So of course, the lens through which I’d been looking when I packed was one of “how much can I take, within my constraints?” Tonight, looking down at all my gear spread out on the bed, my lens has changed a bit. Now, I’m looking at my gear, and asking instead, “how little can I survive with?”
It might seem like a small difference, but it makes a big difference in what gets packed. Frankly, it makes a big difference in how I look at every day of this trip I’m on. Tossing my iPod in the package to ship home, there’s no whisper in my ear asking me to consider, “but you might want to listen to podcasts or tunes…” I’m delighted to put as much into the package home as I can, with no regrets or “what if” second thoughts.
Climbing away from the Big Sur coastline
Getting rid of stuff is a cleansing sensation. Almost like “stuff” weighs down the soul. It happens to me when I clean stuff out of my house too – a liberating sense of “giving” and “lightness” happens after I go through and give away (or toss) large swaths of stuff.

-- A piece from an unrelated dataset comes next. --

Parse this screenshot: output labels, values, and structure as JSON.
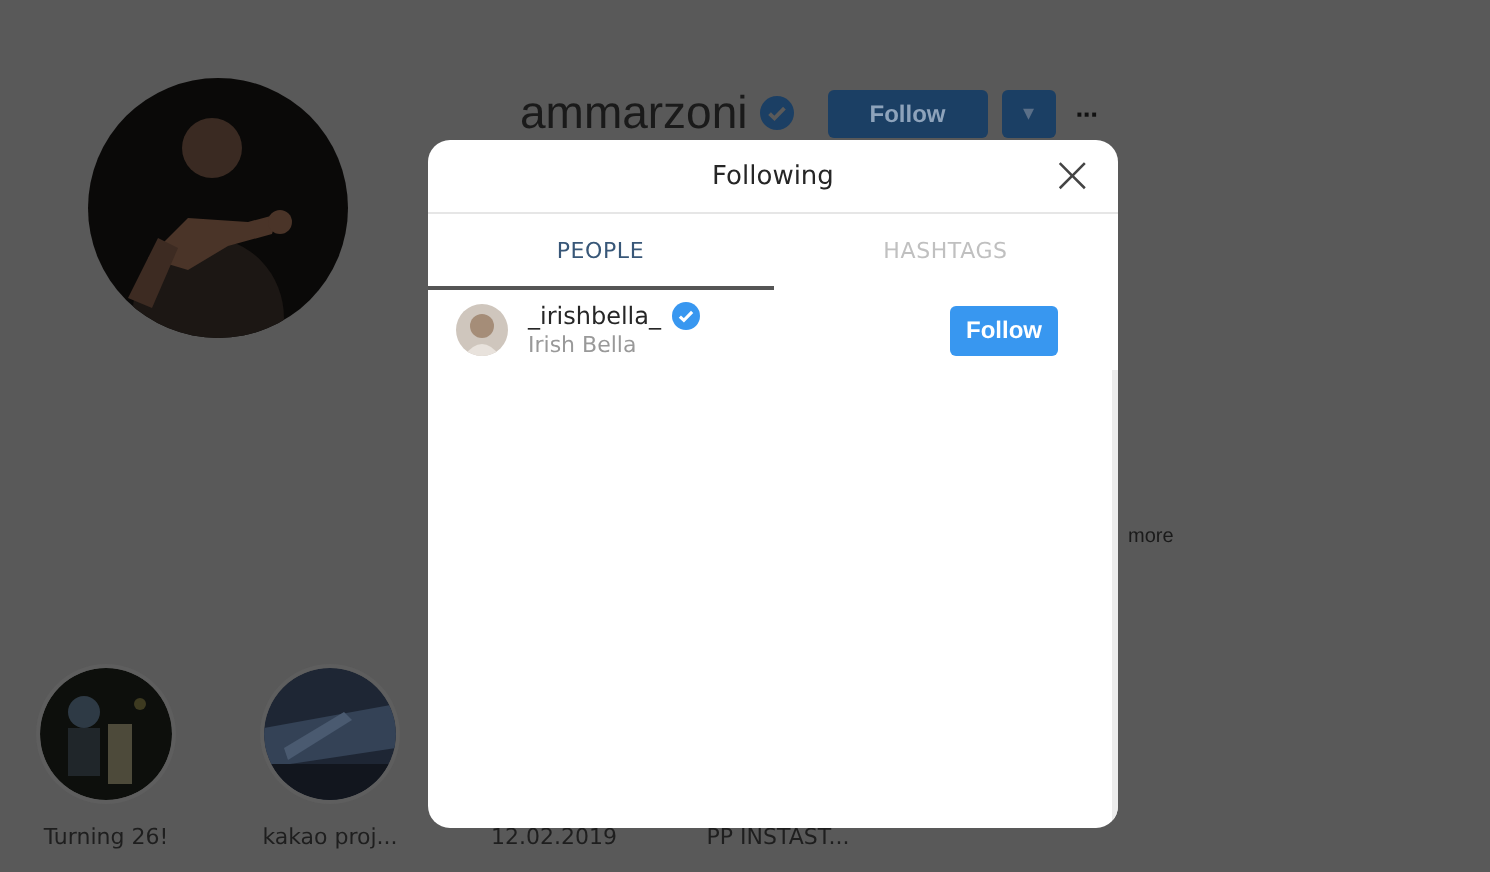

I think it’s a “place in life” thing to some extent. When I was younger, I seemed more focused on “accumulating” than on “distributing and cleansing”. At the point I’m now at in life, I find myself constantly re-evaluating just how much “stuff” I want around me. Accumulated stuff is clutter and flotsam that I’ve got to wade through over and over again. It keeps me from moving along the path. It’s as though each “thing” I accumulate attaches a string deep into my heart and soul, connecting me to the thing itself, making continued movement down the path difficult.

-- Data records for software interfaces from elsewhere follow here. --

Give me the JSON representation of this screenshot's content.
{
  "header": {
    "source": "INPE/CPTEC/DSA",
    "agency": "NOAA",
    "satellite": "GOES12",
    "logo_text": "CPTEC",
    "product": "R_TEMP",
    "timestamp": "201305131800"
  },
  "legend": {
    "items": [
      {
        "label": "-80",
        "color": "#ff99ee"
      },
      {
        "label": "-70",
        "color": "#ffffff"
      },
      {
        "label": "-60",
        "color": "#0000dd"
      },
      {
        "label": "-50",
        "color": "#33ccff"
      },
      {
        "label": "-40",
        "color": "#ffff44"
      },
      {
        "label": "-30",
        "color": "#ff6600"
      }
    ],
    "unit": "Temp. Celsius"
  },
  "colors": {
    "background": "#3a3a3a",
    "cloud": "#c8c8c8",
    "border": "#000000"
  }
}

Why do we do this? It feels like an addiction we’ve developed – an addiction to accumulation. This little tendency to take a little too much with me on a bike ride is one tiny symptom, but if I look at my culture at a much higher level, it seems we’ve built our entire civilization on the same addiction and sickness. Look at how much of our life’s energy we put into “accumulating wealth”. This is seen as a very good thing, this accumulation of wealth. We advertise how much wealth we’ve accumulated with the homes we live in, the cars we drive, and our pride in our continued pursuit of greater wealth.
We’ve accumulated so much wealth that there’s no way most of us would even attempt to climb the tough hills and mountains of the back roads of life. Instead, the vast majority of us stay on the flat and busy interstate highway system, where everyone else is. It’s just the way we live – stay on the well-traveled and flat expanse of “the bypass”, and you don’t need to confront the difficult climbs and rollers in life.

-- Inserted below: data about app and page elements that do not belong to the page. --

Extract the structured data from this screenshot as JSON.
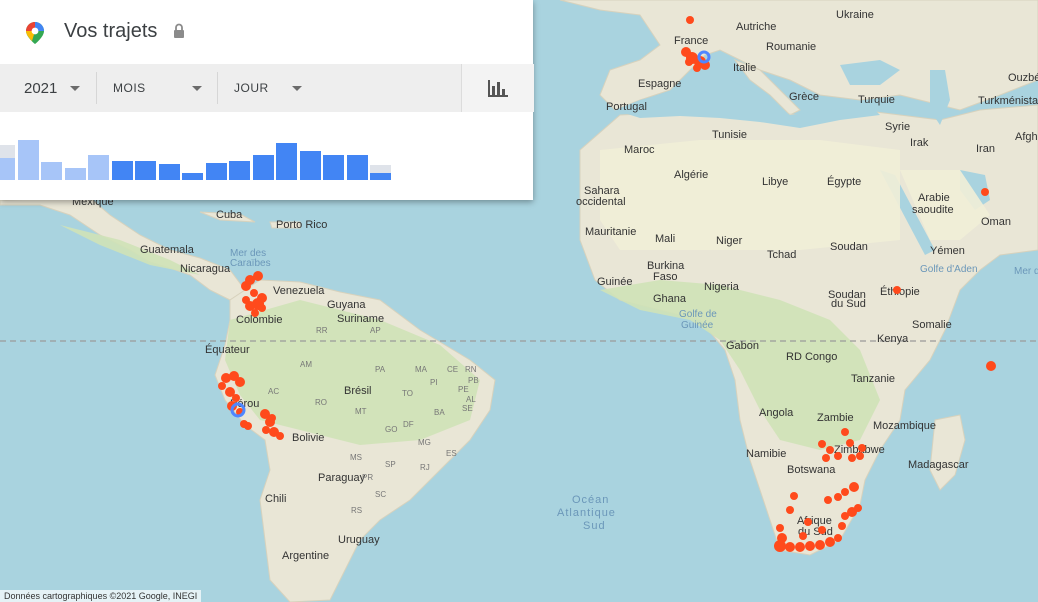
{
  "panel": {
    "title": "Vos trajets",
    "year": "2021",
    "month_placeholder": "MOIS",
    "day_placeholder": "JOUR"
  },
  "histogram": {
    "values": [
      0.55,
      1.0,
      0.45,
      0.3,
      0.62,
      0.47,
      0.47,
      0.4,
      0.18,
      0.42,
      0.47,
      0.62,
      0.93,
      0.72,
      0.63,
      0.62,
      0.18
    ],
    "light_values": [
      0.88,
      1.0,
      0.45,
      0.3,
      0.62,
      0.47,
      0.47,
      0.4,
      0.18,
      0.42,
      0.47,
      0.62,
      0.93,
      0.72,
      0.63,
      0.62,
      0.38
    ],
    "color_dark": "#4285f4",
    "color_light": "#a7c5f8"
  },
  "map": {
    "labels": {
      "france": "France",
      "autriche": "Autriche",
      "ukraine": "Ukraine",
      "roumanie": "Roumanie",
      "italie": "Italie",
      "espagne": "Espagne",
      "portugal": "Portugal",
      "grece": "Grèce",
      "turquie": "Turquie",
      "ouzbek": "Ouzbé",
      "turkmenista": "Turkménista",
      "afgh": "Afgh",
      "tunisie": "Tunisie",
      "syrie": "Syrie",
      "irak": "Irak",
      "iran": "Iran",
      "maroc": "Maroc",
      "algerie": "Algérie",
      "libye": "Libye",
      "egypte": "Égypte",
      "arabie1": "Arabie",
      "arabie2": "saoudite",
      "oman": "Oman",
      "sahara1": "Sahara",
      "sahara2": "occidental",
      "mauritanie": "Mauritanie",
      "mali": "Mali",
      "niger": "Niger",
      "tchad": "Tchad",
      "soudan": "Soudan",
      "yemen": "Yémen",
      "golfe_aden": "Golfe d'Aden",
      "mer_o": "Mer d",
      "burkina1": "Burkina",
      "burkina2": "Faso",
      "guinee": "Guinée",
      "nigeria": "Nigeria",
      "ghana": "Ghana",
      "golfe_guinee1": "Golfe de",
      "golfe_guinee2": "Guinée",
      "soudan_sud1": "Soudan",
      "soudan_sud2": "du Sud",
      "ethiopie": "Éthiopie",
      "somalie": "Somalie",
      "kenya": "Kenya",
      "gabon": "Gabon",
      "rd_congo": "RD Congo",
      "tanzanie": "Tanzanie",
      "angola": "Angola",
      "zambie": "Zambie",
      "mozambique": "Mozambique",
      "zimbabwe": "Zimbabwe",
      "namibie": "Namibie",
      "botswana": "Botswana",
      "madagascar": "Madagascar",
      "afrique_sud1": "Afrique",
      "afrique_sud2": "du Sud",
      "ocean1": "Océan",
      "ocean2": "Atlantique",
      "ocean3": "Sud",
      "mexique": "Mexique",
      "cuba": "Cuba",
      "porto_rico": "Porto Rico",
      "guatemala": "Guatemala",
      "nicaragua": "Nicaragua",
      "mer_caraibes1": "Mer des",
      "mer_caraibes2": "Caraïbes",
      "venezuela": "Venezuela",
      "guyana": "Guyana",
      "suriname": "Suriname",
      "colombie": "Colombie",
      "equateur": "Équateur",
      "bresil": "Brésil",
      "perou": "Pérou",
      "bolivie": "Bolivie",
      "paraguay": "Paraguay",
      "chili": "Chili",
      "uruguay": "Uruguay",
      "argentine": "Argentine",
      "rr": "RR",
      "ap": "AP",
      "am": "AM",
      "pa": "PA",
      "ac": "AC",
      "ro": "RO",
      "mt": "MT",
      "to": "TO",
      "ma": "MA",
      "pi": "PI",
      "ce": "CE",
      "rn": "RN",
      "pb": "PB",
      "pe": "PE",
      "al": "AL",
      "se": "SE",
      "ba": "BA",
      "go": "GO",
      "df": "DF",
      "mg": "MG",
      "ms": "MS",
      "es": "ES",
      "sp": "SP",
      "rj": "RJ",
      "pr": "PR",
      "sc": "SC",
      "rs": "RS"
    },
    "attribution": "Données cartographiques ©2021 Google, INEGI"
  }
}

Continuing to climb away from Big Sur - on a VERY STEEP road
But that’s where the best life has to offer is – out there along the steep and windy backroads. The questions and issues are hard ones, and require deep and honest introspection, but the rewards are beyond words. I’m pretty sure that’s where we find the doorways to heaven – out there along those difficult backroads of life where the climbs are steep and the roads wind their way through tough questions.
Looking back to the great sages of the last few thousand years, I find that message loud and clear. I grew up in a Christian tradition, and Jesus was pretty clear when admonishing followers to avoid the temptation of accumulation of wealth. He instructed followers to leave all they owned behind if they wanted to become a disciple. Easier for a camel to pass through the eye of a needle, He said, than for a wealthy man to be able to find heaven.
Morning along the Big Sur coastline
That’s on my mind this evening, as I look with satisfaction at the pile of “stuff” I’m sending back home. I’m grateful to have met Dave Meyers yesterday, as his inspiration gives me a bit more confidence in taking the drastic approach I’m taking. I don’t have any illusions of finding heaven on this trip, but the last thing I want is 7 or 8 extra pounds in my bag that might slow me down if I catch a little glimpse…
Fog in the morning along the Big Sur coastline